* Task
Your answer should be the data below, reproduced with nothing changed.
-------
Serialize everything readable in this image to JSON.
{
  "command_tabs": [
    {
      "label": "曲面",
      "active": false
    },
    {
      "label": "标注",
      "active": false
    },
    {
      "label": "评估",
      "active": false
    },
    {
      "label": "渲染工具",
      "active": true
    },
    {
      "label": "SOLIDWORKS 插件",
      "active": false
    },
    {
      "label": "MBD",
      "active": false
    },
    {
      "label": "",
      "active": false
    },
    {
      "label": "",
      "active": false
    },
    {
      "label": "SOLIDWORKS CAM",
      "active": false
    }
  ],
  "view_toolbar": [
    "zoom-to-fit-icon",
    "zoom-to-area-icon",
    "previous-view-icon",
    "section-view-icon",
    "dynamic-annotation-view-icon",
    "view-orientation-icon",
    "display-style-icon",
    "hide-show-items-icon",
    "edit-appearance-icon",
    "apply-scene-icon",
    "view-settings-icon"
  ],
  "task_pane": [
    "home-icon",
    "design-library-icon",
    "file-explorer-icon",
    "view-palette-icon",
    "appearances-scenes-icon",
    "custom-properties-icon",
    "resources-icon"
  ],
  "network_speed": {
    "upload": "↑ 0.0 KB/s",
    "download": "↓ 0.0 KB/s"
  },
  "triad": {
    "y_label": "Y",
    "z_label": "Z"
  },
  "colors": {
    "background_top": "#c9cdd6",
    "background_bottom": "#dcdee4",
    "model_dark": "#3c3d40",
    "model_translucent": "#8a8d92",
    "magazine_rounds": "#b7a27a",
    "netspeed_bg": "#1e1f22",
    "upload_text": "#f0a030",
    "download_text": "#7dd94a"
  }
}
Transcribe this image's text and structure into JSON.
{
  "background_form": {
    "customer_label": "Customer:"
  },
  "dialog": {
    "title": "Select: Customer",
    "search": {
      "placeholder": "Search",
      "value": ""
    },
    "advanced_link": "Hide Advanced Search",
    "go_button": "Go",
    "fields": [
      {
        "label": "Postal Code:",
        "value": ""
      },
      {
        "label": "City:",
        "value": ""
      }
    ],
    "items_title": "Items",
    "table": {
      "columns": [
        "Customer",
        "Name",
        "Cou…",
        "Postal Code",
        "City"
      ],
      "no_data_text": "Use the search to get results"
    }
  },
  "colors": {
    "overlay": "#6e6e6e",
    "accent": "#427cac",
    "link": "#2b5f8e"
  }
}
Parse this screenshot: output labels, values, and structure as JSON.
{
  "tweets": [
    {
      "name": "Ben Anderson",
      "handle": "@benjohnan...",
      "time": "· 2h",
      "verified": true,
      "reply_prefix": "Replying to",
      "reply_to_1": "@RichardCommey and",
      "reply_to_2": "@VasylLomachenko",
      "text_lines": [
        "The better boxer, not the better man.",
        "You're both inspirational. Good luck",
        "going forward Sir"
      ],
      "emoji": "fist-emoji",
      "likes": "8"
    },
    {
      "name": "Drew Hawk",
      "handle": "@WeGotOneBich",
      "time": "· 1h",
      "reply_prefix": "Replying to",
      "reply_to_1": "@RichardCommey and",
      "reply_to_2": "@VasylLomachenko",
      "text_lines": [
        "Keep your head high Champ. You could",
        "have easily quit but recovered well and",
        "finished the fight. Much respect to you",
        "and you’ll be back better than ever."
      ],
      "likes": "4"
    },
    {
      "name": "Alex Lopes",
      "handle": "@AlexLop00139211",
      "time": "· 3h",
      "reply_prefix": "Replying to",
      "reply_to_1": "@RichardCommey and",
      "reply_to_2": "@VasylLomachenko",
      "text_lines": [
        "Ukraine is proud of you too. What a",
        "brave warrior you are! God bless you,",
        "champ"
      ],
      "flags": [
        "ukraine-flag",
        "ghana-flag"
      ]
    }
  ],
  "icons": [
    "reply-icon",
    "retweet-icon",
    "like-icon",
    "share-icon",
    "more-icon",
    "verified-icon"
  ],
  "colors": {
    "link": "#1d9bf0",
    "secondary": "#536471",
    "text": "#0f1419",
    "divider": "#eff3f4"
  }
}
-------
* The answer
Serialize everything readable in this image to JSON.
{
  "command_tabs": [
    {
      "label": "曲面",
      "active": false
    },
    {
      "label": "标注",
      "active": false
    },
    {
      "label": "评估",
      "active": false
    },
    {
      "label": "渲染工具",
      "active": true
    },
    {
      "label": "SOLIDWORKS 插件",
      "active": false
    },
    {
      "label": "MBD",
      "active": false
    },
    {
      "label": "",
      "active": false
    },
    {
      "label": "",
      "active": false
    },
    {
      "label": "SOLIDWORKS CAM",
      "active": false
    }
  ],
  "view_toolbar": [
    "zoom-to-fit-icon",
    "zoom-to-area-icon",
    "previous-view-icon",
    "section-view-icon",
    "dynamic-annotation-view-icon",
    "view-orientation-icon",
    "display-style-icon",
    "hide-show-items-icon",
    "edit-appearance-icon",
    "apply-scene-icon",
    "view-settings-icon"
  ],
  "task_pane": [
    "home-icon",
    "design-library-icon",
    "file-explorer-icon",
    "view-palette-icon",
    "appearances-scenes-icon",
    "custom-properties-icon",
    "resources-icon"
  ],
  "network_speed": {
    "upload": "↑ 0.0 KB/s",
    "download": "↓ 0.0 KB/s"
  },
  "triad": {
    "y_label": "Y",
    "z_label": "Z"
  },
  "colors": {
    "background_top": "#c9cdd6",
    "background_bottom": "#dcdee4",
    "model_dark": "#3c3d40",
    "model_translucent": "#8a8d92",
    "magazine_rounds": "#b7a27a",
    "netspeed_bg": "#1e1f22",
    "upload_text": "#f0a030",
    "download_text": "#7dd94a"
  }
}
Transcribe this image's text and structure into JSON.
{
  "background_form": {
    "customer_label": "Customer:"
  },
  "dialog": {
    "title": "Select: Customer",
    "search": {
      "placeholder": "Search",
      "value": ""
    },
    "advanced_link": "Hide Advanced Search",
    "go_button": "Go",
    "fields": [
      {
        "label": "Postal Code:",
        "value": ""
      },
      {
        "label": "City:",
        "value": ""
      }
    ],
    "items_title": "Items",
    "table": {
      "columns": [
        "Customer",
        "Name",
        "Cou…",
        "Postal Code",
        "City"
      ],
      "no_data_text": "Use the search to get results"
    }
  },
  "colors": {
    "overlay": "#6e6e6e",
    "accent": "#427cac",
    "link": "#2b5f8e"
  }
}
Parse this screenshot: output labels, values, and structure as JSON.
{
  "tweets": [
    {
      "name": "Ben Anderson",
      "handle": "@benjohnan...",
      "time": "· 2h",
      "verified": true,
      "reply_prefix": "Replying to",
      "reply_to_1": "@RichardCommey and",
      "reply_to_2": "@VasylLomachenko",
      "text_lines": [
        "The better boxer, not the better man.",
        "You're both inspirational. Good luck",
        "going forward Sir"
      ],
      "emoji": "fist-emoji",
      "likes": "8"
    },
    {
      "name": "Drew Hawk",
      "handle": "@WeGotOneBich",
      "time": "· 1h",
      "reply_prefix": "Replying to",
      "reply_to_1": "@RichardCommey and",
      "reply_to_2": "@VasylLomachenko",
      "text_lines": [
        "Keep your head high Champ. You could",
        "have easily quit but recovered well and",
        "finished the fight. Much respect to you",
        "and you’ll be back better than ever."
      ],
      "likes": "4"
    },
    {
      "name": "Alex Lopes",
      "handle": "@AlexLop00139211",
      "time": "· 3h",
      "reply_prefix": "Replying to",
      "reply_to_1": "@RichardCommey and",
      "reply_to_2": "@VasylLomachenko",
      "text_lines": [
        "Ukraine is proud of you too. What a",
        "brave warrior you are! God bless you,",
        "champ"
      ],
      "flags": [
        "ukraine-flag",
        "ghana-flag"
      ]
    }
  ],
  "icons": [
    "reply-icon",
    "retweet-icon",
    "like-icon",
    "share-icon",
    "more-icon",
    "verified-icon"
  ],
  "colors": {
    "link": "#1d9bf0",
    "secondary": "#536471",
    "text": "#0f1419",
    "divider": "#eff3f4"
  }
}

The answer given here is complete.